Willis “Bill” Hardy earned the title. You become an “Ace in a Day” by waking up in the morning with none and scoring at least five verified kills by midnight. During World War II, only 68 pilots qualified. Hardy was an F6F Hellcat section leader based on the aircraft carrier Hornet with no shootdowns to his credit the day the Japanese launched Kikusui, a massive kamikaze effort to destroy U.S. ships off Okinawa. “They sent down everything they could get in the air and every pilot that knew how to fly,” he says. “They didn’t need to know how to land.”

Late that afternoon, Hardy and his wingman caught two Zeros heading north, back to Japan. “They had led a bunch of kamikazes down and turned them loose on us,” he says. “They weren’t paying much attention now.” Hardy and his wingman slipped in unobserved behind them. “We gave each one a little squirt and watched them go in.”

Almost immediately afterward, they encountered four Aichi D3A “Val” suicide-bombers seeking kamikaze opportunities. Each of the Hellcats scored two. Daylight was fading fast when they received a report of a pair of Suisei “Judy” suicide-bombers menacing a radar picket ship. “The Judys had been modified to carry a 2,000-pound naval torpedo warhead underneath,” Hardy says. He soon got an extreme close-up. After flaming the first Judy head-on, “I got him burning, but the gunner in the rear seat had a big 20-mm cannon and kept shooting at me.” For cover, Hardy tucked the Hellcat under the flaming Judy “as close as I could get underneath without cutting my prop into him,” he says. Now below the arc of the cannon protruding from the rear gunner’s position, “I sat there looking up at this very large shape bolted under the airplane. It seemed like an hour, but it was probably only a few minutes.” As the Judy became engulfed in fire, “pretty soon the cannon wasn’t poking out anymore,” Hardy says. “It was pointing straight up.” He pulled out from underneath and held position on the dive bomber’s wing as the pilot tried to bail out and the incinerated airplane dove into the Pacific.

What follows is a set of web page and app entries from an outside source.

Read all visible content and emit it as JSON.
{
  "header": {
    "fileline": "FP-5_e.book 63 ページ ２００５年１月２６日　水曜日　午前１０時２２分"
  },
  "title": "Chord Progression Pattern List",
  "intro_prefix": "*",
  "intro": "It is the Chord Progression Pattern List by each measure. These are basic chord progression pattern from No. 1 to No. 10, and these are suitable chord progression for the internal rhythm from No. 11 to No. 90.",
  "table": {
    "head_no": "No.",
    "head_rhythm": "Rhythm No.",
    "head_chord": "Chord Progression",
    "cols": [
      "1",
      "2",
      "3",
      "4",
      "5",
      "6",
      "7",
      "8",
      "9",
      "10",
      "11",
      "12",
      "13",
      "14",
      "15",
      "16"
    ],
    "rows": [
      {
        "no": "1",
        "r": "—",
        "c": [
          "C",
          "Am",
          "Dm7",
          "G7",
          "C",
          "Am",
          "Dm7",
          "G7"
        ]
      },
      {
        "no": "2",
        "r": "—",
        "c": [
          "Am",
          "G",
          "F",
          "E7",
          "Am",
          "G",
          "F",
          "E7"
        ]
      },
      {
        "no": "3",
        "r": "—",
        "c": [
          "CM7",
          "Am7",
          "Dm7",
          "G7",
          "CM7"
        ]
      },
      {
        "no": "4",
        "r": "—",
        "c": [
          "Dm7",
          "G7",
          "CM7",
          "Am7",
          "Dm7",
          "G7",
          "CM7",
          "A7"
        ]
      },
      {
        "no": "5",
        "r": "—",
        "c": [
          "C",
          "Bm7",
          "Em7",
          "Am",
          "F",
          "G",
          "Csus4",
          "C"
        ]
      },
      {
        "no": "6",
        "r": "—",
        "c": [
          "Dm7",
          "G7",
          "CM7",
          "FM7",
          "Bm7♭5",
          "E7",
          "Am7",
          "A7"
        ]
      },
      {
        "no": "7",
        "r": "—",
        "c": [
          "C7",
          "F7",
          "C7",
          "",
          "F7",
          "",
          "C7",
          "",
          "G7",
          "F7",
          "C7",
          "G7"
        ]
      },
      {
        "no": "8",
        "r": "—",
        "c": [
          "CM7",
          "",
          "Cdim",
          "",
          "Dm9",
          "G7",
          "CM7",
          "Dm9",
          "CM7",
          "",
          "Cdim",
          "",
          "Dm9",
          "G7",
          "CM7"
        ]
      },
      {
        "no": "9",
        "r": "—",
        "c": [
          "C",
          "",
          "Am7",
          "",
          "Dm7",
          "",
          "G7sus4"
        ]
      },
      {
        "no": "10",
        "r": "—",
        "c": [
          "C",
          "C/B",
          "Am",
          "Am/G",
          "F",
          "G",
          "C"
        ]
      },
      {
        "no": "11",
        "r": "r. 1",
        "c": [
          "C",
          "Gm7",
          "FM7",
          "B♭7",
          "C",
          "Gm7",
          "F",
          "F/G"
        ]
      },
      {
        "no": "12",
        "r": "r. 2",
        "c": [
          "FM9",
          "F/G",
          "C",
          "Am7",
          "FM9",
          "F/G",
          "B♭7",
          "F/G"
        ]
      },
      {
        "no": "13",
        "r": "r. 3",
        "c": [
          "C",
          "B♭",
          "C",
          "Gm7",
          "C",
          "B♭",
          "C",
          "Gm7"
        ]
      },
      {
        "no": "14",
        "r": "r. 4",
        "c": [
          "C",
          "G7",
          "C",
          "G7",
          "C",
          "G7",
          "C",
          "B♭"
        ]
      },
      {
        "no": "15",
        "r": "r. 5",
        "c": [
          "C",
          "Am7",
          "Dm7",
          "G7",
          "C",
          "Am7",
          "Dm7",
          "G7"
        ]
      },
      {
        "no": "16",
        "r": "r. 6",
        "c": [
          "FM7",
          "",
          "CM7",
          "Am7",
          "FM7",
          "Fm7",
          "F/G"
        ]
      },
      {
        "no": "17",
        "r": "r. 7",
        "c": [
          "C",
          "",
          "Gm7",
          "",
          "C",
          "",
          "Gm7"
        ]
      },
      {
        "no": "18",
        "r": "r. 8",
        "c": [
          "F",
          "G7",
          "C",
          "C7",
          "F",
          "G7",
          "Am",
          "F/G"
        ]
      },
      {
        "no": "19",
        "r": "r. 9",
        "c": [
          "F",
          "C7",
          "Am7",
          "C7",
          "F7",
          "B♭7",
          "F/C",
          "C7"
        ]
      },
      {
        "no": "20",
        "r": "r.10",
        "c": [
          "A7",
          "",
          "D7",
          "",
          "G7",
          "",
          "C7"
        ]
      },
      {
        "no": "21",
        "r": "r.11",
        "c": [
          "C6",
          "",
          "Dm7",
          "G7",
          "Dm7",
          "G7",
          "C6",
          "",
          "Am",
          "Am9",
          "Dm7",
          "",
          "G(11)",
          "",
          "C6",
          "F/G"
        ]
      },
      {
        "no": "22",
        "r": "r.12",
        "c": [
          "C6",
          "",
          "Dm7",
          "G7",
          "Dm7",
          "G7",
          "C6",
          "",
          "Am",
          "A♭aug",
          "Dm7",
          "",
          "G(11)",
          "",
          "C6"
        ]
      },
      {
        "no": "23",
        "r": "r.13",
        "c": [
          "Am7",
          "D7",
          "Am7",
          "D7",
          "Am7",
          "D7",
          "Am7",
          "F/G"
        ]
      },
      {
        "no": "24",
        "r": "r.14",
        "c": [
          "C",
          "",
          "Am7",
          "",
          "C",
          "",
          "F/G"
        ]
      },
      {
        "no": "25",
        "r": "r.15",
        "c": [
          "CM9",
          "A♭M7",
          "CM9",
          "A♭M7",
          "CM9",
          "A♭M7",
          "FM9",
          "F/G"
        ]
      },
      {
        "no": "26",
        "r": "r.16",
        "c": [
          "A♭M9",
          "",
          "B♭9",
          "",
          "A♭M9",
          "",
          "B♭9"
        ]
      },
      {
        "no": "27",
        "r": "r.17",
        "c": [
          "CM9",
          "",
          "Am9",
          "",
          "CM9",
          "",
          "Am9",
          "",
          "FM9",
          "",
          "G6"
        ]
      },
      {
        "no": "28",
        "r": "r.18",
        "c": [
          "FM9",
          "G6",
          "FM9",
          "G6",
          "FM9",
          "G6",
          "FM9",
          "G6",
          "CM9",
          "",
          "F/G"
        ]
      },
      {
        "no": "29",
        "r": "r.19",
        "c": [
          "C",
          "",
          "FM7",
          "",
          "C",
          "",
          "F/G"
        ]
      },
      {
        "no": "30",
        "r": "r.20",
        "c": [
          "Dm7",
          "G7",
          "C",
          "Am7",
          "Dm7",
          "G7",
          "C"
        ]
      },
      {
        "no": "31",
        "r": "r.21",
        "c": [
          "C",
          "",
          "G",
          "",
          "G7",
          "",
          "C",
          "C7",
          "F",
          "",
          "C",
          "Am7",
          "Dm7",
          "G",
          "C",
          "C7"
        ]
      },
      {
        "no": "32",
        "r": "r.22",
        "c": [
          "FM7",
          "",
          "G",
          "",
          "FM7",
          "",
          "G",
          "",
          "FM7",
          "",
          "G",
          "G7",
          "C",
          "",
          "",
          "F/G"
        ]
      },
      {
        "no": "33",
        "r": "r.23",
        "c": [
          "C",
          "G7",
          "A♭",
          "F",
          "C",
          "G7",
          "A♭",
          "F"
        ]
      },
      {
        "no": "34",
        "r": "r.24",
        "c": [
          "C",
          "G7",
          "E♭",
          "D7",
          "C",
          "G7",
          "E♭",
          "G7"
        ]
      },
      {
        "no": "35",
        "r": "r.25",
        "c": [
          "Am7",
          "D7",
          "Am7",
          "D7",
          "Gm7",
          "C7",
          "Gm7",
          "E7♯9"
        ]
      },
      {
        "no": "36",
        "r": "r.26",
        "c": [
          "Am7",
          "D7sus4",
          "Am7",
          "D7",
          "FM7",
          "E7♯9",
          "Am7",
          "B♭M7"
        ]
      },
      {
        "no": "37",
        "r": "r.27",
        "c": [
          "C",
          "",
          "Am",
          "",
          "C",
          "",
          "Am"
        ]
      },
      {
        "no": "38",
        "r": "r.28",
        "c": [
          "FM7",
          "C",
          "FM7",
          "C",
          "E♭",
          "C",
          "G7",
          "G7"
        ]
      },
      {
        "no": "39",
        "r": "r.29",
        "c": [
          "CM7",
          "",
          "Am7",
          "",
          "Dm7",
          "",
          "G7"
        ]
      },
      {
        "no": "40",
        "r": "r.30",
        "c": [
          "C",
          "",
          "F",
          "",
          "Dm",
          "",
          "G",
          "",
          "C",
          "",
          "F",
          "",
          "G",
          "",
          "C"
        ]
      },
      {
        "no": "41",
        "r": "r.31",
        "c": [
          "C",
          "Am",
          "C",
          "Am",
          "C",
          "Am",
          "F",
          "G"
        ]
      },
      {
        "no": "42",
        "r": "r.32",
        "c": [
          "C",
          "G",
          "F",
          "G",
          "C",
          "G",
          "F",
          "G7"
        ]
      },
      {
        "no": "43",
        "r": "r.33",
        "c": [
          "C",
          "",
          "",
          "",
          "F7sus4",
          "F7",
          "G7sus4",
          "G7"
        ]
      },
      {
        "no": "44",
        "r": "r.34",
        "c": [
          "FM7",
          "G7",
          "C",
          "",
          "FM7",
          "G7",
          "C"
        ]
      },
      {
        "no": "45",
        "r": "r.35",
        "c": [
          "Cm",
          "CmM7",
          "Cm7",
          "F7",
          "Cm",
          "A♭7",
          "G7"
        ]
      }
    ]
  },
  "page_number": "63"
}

Now in darkness and with only one gun operative, Hardy engaged the remaining Judy, then circling a destroyer. He attacked, his last remaining round hitting the suicide-bomber’s fuel tank. His one-day tally was now five. For an encore, he flew back to the darkened Hornet—maintaining complete radio silence—and made his first and only nighttime carrier landing.


The second time Bill Weaver thought about dying that day in 1966 was when the rancher airlifting him to a hospital dangerously redlined his small helicopter. Weaver never trusted choppers. “Too many moving parts,” he says. The first time—just moments before—was after his SR-71 Blackbird, flying at more than three times the speed of sound, disintegrated, rendering him unconscious. When he came to, he was free-falling dreamlike from 78,000 feet as fragments of the shattered Blackbird dispersed over a path 15 miles long. “I thought, I must be dead,” he says.

Comment on this Story

comments powered by Disqus